Skull – The bony framework of the head. It is composed of the cranium and bones of the face.
Spinal canal (Vertebral canal) – Is the bony channel through which the spinal cord passes. It is composed of the series of vertebral foramina throughout the spine.
Spinal column (Spine – spinal adj.) – Is the medical term for backbone. It is the series of vertebrae extending from the cranium through the coccyx. Facet joints connect the vertebrae. Discs separate the vertebrae. Muscles and tendons hold the spine together. Vertebral column is an alternate term for it. It has 5 subdivisions. They are the cervical spine, thoracic spine, lumbar spine, sacrum and coccyx.
The cervical spine is the assembly of vertebrae in the neck extending from the base of the cranium down to the beginning of the thorax. Its individual vertebrae are designated as C1, C2, C3, C4, C5, C6 and C7.
Sternum – Sternal adj. – The medical term for breastbone. It is the long flat bone in the middle part of the front of the thorax which joins with the cartilage of the first seven ribs and the clavicle.
Synovial membrane (Synovium) – Is the smooth inner layer of connective tissue that lines the cavity of a joint. It secretes a fluid which lubricates the joint and reduces friction between the bones of a joint. The outer layer of connective tissue enclosing a synovial joint is the joint capsule.
Thigh – The part of the lower extremity between the hip and the leg. Its single bone is the femur which articulates with the pelvis to form the hip joint.
Thumb – Is the first digit which is on the radial side of the hand.
Tibia – Tibial adj. – The larger of the two bones of the leg. It is medial to the fibula and articulates with the talus bone of the foot to form the medial portion of the ankle joint.
Ulna – Ulnar adj. – The smaller of the two bones of the forearm but the larger of the two at the elbow joint.
Vertebra – vertebrae pl. vertebral adj. – Is any of the 32 bony segments which form the vertebral column. Seven comprise the cervical spine. Twelve are members of the thoracic spine. Five belong to the lumbar spine. Five form the sacrum. Three to five make up the coccyx. The vertebrae of the cervical, thoracic and lumbar spine all have a similar structure. The anterior portion is the body. It has the appearance of a cylindrical block. Projecting from each rear side of the body is the pedicle. Each pedicle curves around posteriorly and becomes the lamina as the bone forms a ring-like opening known as the vertebral foramen, which together with the ones at the other levels, forms the vertebral canal through which the spinal cord passes.
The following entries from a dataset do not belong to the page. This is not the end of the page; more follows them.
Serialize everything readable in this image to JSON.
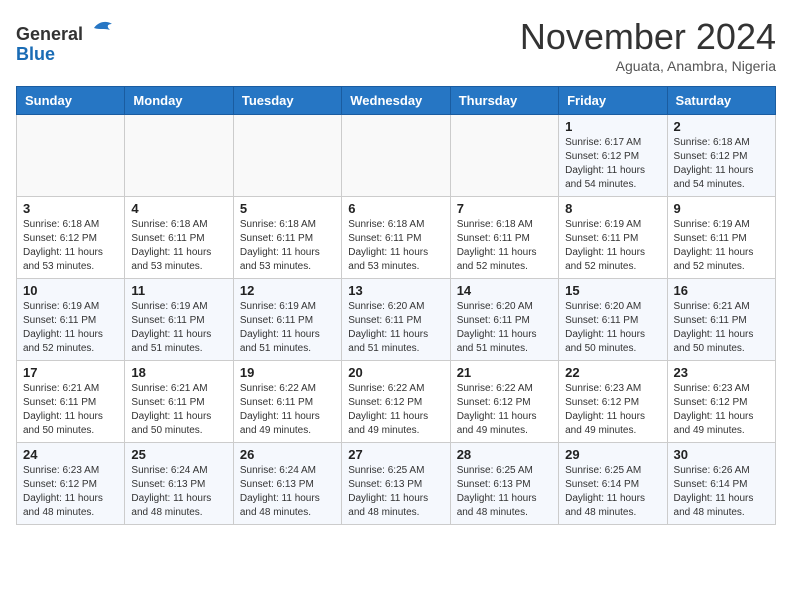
{
  "header": {
    "logo_line1": "General",
    "logo_line2": "Blue",
    "month": "November 2024",
    "location": "Aguata, Anambra, Nigeria"
  },
  "weekdays": [
    "Sunday",
    "Monday",
    "Tuesday",
    "Wednesday",
    "Thursday",
    "Friday",
    "Saturday"
  ],
  "weeks": [
    [
      {
        "day": "",
        "info": ""
      },
      {
        "day": "",
        "info": ""
      },
      {
        "day": "",
        "info": ""
      },
      {
        "day": "",
        "info": ""
      },
      {
        "day": "",
        "info": ""
      },
      {
        "day": "1",
        "info": "Sunrise: 6:17 AM\nSunset: 6:12 PM\nDaylight: 11 hours\nand 54 minutes."
      },
      {
        "day": "2",
        "info": "Sunrise: 6:18 AM\nSunset: 6:12 PM\nDaylight: 11 hours\nand 54 minutes."
      }
    ],
    [
      {
        "day": "3",
        "info": "Sunrise: 6:18 AM\nSunset: 6:12 PM\nDaylight: 11 hours\nand 53 minutes."
      },
      {
        "day": "4",
        "info": "Sunrise: 6:18 AM\nSunset: 6:11 PM\nDaylight: 11 hours\nand 53 minutes."
      },
      {
        "day": "5",
        "info": "Sunrise: 6:18 AM\nSunset: 6:11 PM\nDaylight: 11 hours\nand 53 minutes."
      },
      {
        "day": "6",
        "info": "Sunrise: 6:18 AM\nSunset: 6:11 PM\nDaylight: 11 hours\nand 53 minutes."
      },
      {
        "day": "7",
        "info": "Sunrise: 6:18 AM\nSunset: 6:11 PM\nDaylight: 11 hours\nand 52 minutes."
      },
      {
        "day": "8",
        "info": "Sunrise: 6:19 AM\nSunset: 6:11 PM\nDaylight: 11 hours\nand 52 minutes."
      },
      {
        "day": "9",
        "info": "Sunrise: 6:19 AM\nSunset: 6:11 PM\nDaylight: 11 hours\nand 52 minutes."
      }
    ],
    [
      {
        "day": "10",
        "info": "Sunrise: 6:19 AM\nSunset: 6:11 PM\nDaylight: 11 hours\nand 52 minutes."
      },
      {
        "day": "11",
        "info": "Sunrise: 6:19 AM\nSunset: 6:11 PM\nDaylight: 11 hours\nand 51 minutes."
      },
      {
        "day": "12",
        "info": "Sunrise: 6:19 AM\nSunset: 6:11 PM\nDaylight: 11 hours\nand 51 minutes."
      },
      {
        "day": "13",
        "info": "Sunrise: 6:20 AM\nSunset: 6:11 PM\nDaylight: 11 hours\nand 51 minutes."
      },
      {
        "day": "14",
        "info": "Sunrise: 6:20 AM\nSunset: 6:11 PM\nDaylight: 11 hours\nand 51 minutes."
      },
      {
        "day": "15",
        "info": "Sunrise: 6:20 AM\nSunset: 6:11 PM\nDaylight: 11 hours\nand 50 minutes."
      },
      {
        "day": "16",
        "info": "Sunrise: 6:21 AM\nSunset: 6:11 PM\nDaylight: 11 hours\nand 50 minutes."
      }
    ],
    [
      {
        "day": "17",
        "info": "Sunrise: 6:21 AM\nSunset: 6:11 PM\nDaylight: 11 hours\nand 50 minutes."
      },
      {
        "day": "18",
        "info": "Sunrise: 6:21 AM\nSunset: 6:11 PM\nDaylight: 11 hours\nand 50 minutes."
      },
      {
        "day": "19",
        "info": "Sunrise: 6:22 AM\nSunset: 6:11 PM\nDaylight: 11 hours\nand 49 minutes."
      },
      {
        "day": "20",
        "info": "Sunrise: 6:22 AM\nSunset: 6:12 PM\nDaylight: 11 hours\nand 49 minutes."
      },
      {
        "day": "21",
        "info": "Sunrise: 6:22 AM\nSunset: 6:12 PM\nDaylight: 11 hours\nand 49 minutes."
      },
      {
        "day": "22",
        "info": "Sunrise: 6:23 AM\nSunset: 6:12 PM\nDaylight: 11 hours\nand 49 minutes."
      },
      {
        "day": "23",
        "info": "Sunrise: 6:23 AM\nSunset: 6:12 PM\nDaylight: 11 hours\nand 49 minutes."
      }
    ],
    [
      {
        "day": "24",
        "info": "Sunrise: 6:23 AM\nSunset: 6:12 PM\nDaylight: 11 hours\nand 48 minutes."
      },
      {
        "day": "25",
        "info": "Sunrise: 6:24 AM\nSunset: 6:13 PM\nDaylight: 11 hours\nand 48 minutes."
      },
      {
        "day": "26",
        "info": "Sunrise: 6:24 AM\nSunset: 6:13 PM\nDaylight: 11 hours\nand 48 minutes."
      },
      {
        "day": "27",
        "info": "Sunrise: 6:25 AM\nSunset: 6:13 PM\nDaylight: 11 hours\nand 48 minutes."
      },
      {
        "day": "28",
        "info": "Sunrise: 6:25 AM\nSunset: 6:13 PM\nDaylight: 11 hours\nand 48 minutes."
      },
      {
        "day": "29",
        "info": "Sunrise: 6:25 AM\nSunset: 6:14 PM\nDaylight: 11 hours\nand 48 minutes."
      },
      {
        "day": "30",
        "info": "Sunrise: 6:26 AM\nSunset: 6:14 PM\nDaylight: 11 hours\nand 48 minutes."
      }
    ]
  ]
}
Between any two adjacent vertebrae on either side there is an opening formed by a notch in the pedicle of adjacent vertebrae. That opening has two names. They are the intervertebral foramen and the neural foramen. It is the channel through which a spinal nerve exits the spinal canal. Each vertebra has a bony projection from either side of the lamina where it joins the pedicle. One bone projects upwardly. The other one projects downwardly. The name for these bony projections is facets. The ones which point upward are the superior facets. The ones that point downward are the inferior facets. The junction of a facet with one above or below it forms a facet joint. The segment of bone between the superior and inferior facets of a vertebra is the pars interarticularis. It is vulnerable to trauma and fracture. Each vertebra also contains two projections from the pedicle – one from the right and one from the left. They are the transverse processes. Each vertebra also has a spinous process which projects from the midline of the lamina toward the rear. It is possible to feel the spinous processes by running a finger along the back of the spine.
Wrist – The part of the upper extremity between the forearm and the hand. The term also refers to the joint between the bones of the forearm and the hand. The bones of the forearm at the wrist joint are the radius and the ulna. At the wrist, the radius spans approximately 2/3 the width of the hand from the thumb side of the hand. The ulna spans approximately 1/3 the width of the hand, from the little finger side of the hand.